Exercise prompt »
From the entries below, copy every line that holds the word "icon".
• • • • • • •
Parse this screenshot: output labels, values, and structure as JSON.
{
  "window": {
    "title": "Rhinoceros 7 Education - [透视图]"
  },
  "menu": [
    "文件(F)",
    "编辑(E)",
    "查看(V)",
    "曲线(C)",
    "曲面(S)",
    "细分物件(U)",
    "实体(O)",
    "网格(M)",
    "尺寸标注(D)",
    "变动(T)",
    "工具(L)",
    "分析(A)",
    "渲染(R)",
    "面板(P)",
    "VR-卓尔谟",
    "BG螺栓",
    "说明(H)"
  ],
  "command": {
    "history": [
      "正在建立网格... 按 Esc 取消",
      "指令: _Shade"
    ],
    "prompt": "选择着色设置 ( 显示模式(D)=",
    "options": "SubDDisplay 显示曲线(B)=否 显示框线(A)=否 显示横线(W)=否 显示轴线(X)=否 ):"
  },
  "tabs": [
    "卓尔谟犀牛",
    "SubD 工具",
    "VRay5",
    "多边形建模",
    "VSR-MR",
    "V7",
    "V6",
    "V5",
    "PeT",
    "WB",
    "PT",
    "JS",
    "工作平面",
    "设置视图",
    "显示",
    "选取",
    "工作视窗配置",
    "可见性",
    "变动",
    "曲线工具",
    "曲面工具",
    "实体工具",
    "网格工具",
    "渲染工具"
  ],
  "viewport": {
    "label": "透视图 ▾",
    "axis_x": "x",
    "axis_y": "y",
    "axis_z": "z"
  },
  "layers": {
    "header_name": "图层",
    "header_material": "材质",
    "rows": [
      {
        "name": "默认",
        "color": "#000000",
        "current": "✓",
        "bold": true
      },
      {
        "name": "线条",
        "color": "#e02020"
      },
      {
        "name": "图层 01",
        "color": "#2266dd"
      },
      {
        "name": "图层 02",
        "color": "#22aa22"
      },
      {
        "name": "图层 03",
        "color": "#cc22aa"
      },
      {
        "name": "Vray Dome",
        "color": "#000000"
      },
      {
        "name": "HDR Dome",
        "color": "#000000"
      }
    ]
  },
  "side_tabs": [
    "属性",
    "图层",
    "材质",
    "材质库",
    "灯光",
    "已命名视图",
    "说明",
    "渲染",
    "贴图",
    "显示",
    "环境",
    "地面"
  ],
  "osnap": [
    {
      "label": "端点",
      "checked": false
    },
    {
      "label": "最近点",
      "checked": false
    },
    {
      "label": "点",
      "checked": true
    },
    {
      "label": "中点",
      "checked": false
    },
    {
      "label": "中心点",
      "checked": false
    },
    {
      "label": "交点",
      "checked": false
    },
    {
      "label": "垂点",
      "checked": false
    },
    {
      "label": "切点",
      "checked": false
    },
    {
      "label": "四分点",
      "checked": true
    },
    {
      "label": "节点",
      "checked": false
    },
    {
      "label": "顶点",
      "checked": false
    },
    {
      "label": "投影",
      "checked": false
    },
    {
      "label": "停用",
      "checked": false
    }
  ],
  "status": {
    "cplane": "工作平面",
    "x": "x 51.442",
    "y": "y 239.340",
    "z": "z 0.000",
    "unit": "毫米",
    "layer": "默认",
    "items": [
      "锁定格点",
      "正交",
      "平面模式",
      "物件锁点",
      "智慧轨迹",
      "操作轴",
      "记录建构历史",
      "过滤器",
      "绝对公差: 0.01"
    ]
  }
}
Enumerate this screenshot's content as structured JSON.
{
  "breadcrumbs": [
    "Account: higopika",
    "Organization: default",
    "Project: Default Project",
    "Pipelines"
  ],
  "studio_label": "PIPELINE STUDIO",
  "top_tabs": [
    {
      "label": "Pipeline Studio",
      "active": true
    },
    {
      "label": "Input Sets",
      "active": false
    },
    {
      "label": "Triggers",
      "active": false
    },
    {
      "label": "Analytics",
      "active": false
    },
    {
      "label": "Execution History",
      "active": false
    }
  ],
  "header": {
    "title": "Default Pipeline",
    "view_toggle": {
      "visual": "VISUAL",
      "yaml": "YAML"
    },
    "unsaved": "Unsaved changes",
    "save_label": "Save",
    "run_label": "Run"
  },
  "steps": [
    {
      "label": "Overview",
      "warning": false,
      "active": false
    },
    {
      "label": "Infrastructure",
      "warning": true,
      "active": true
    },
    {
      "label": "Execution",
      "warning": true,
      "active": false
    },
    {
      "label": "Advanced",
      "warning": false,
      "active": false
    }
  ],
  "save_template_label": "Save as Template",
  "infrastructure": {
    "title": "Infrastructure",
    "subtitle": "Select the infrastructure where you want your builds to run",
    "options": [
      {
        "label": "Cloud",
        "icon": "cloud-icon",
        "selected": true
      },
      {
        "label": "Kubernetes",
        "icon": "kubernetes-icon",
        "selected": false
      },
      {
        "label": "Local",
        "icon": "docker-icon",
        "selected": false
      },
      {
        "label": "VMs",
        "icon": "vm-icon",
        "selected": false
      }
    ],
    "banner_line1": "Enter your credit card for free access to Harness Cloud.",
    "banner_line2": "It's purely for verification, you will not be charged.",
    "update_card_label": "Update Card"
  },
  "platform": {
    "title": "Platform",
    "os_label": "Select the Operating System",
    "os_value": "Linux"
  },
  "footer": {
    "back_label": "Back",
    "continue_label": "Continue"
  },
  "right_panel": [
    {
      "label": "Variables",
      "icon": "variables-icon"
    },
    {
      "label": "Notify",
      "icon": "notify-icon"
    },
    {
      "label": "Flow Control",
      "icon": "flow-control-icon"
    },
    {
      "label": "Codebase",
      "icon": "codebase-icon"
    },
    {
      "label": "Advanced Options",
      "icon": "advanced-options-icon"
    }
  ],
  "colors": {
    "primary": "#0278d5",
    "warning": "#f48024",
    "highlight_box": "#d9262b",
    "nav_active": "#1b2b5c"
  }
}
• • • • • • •
Answer to this problem »
        "icon": "cloud-icon",
        "icon": "kubernetes-icon",
        "icon": "docker-icon",
        "icon": "vm-icon",
      "icon": "variables-icon"
      "icon": "notify-icon"
      "icon": "flow-control-icon"
      "icon": "codebase-icon"
      "icon": "advanced-options-icon"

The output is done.